• [Your task] Filter the material, keeping only lines with the word "状态良好".

• [Records supplied]
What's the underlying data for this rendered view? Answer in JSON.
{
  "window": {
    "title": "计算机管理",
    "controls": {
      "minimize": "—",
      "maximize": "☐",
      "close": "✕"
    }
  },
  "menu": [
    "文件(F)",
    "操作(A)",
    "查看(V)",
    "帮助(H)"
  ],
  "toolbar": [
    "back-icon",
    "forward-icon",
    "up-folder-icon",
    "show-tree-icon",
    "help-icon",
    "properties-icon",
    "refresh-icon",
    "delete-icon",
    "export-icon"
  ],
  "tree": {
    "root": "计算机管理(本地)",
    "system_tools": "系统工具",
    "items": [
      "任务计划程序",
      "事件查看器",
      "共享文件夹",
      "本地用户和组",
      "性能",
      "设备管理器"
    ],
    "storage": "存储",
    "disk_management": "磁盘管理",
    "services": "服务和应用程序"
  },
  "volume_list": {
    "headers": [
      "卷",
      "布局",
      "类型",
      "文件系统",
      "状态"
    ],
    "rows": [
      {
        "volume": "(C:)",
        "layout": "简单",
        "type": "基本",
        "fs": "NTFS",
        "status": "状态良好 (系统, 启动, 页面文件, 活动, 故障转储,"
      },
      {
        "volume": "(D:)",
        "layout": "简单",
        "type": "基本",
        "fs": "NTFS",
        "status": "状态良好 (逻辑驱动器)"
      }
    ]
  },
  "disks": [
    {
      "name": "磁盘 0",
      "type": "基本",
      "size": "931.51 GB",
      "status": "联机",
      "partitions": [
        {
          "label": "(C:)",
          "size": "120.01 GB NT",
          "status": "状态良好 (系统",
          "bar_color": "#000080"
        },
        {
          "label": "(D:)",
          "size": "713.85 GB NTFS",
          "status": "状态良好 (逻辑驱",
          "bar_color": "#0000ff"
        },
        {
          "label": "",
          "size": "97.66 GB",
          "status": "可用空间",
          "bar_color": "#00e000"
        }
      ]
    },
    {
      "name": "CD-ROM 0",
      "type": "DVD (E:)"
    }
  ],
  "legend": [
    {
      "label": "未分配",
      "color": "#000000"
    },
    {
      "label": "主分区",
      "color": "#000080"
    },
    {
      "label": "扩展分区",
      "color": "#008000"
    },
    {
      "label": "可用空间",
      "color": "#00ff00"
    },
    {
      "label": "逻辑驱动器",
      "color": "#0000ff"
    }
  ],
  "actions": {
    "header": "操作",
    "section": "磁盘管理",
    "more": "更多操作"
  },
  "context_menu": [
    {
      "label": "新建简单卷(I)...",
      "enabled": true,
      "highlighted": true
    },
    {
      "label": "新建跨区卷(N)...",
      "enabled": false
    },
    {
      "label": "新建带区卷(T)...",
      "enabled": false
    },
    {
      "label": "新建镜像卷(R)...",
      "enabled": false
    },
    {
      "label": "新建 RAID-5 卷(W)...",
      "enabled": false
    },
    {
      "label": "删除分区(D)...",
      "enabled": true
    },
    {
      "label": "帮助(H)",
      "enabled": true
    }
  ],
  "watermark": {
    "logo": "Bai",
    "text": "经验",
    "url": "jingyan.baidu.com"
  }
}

• [Answer for the task]
        "status": "状态良好 (系统, 启动, 页面文件, 活动, 故障转储,"
        "status": "状态良好 (逻辑驱动器)"
          "status": "状态良好 (系统",
          "status": "状态良好 (逻辑驱",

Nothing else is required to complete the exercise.